Source data Block Start

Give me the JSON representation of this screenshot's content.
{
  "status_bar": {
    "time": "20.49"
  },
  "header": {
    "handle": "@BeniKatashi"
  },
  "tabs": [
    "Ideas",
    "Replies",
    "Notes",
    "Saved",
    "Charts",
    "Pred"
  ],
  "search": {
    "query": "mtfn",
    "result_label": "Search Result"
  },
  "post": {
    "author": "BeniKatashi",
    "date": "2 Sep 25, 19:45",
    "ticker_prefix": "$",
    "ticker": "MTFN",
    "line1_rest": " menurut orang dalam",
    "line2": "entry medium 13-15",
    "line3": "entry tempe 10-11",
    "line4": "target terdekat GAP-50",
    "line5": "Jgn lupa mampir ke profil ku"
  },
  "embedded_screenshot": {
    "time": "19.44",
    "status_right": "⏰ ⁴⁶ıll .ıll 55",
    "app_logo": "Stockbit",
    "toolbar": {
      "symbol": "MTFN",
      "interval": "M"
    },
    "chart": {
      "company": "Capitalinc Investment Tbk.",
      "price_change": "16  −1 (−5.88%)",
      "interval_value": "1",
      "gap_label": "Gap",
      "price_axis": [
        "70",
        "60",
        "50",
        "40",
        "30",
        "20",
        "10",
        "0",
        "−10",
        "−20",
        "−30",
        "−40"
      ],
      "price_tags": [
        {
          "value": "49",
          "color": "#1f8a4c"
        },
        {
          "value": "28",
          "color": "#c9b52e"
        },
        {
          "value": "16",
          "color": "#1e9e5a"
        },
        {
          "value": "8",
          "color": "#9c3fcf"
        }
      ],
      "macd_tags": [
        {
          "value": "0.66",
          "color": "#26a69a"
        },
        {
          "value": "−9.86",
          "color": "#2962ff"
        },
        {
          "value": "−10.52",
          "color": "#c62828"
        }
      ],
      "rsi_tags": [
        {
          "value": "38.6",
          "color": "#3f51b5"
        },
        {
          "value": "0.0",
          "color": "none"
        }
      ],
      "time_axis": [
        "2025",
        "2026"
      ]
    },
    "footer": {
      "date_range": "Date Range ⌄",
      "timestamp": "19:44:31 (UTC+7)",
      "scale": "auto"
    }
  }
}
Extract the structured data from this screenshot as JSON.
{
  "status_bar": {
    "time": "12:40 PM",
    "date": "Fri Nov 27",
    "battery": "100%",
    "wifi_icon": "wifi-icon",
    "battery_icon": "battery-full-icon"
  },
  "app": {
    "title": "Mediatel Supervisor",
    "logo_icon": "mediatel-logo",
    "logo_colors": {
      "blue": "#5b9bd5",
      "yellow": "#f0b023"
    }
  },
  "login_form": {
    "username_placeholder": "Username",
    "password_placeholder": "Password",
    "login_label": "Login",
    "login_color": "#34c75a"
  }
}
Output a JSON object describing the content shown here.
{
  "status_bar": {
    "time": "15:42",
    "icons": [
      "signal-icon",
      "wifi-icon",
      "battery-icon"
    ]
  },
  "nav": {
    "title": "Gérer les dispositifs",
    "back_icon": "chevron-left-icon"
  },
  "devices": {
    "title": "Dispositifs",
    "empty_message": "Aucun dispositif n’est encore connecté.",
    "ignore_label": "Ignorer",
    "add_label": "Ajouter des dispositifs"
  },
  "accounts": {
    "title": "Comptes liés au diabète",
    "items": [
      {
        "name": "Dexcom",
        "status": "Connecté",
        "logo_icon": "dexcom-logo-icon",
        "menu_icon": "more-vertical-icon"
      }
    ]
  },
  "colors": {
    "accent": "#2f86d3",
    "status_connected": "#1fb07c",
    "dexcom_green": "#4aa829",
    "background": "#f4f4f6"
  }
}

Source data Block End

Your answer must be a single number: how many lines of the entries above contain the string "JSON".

= Answer to this task =
3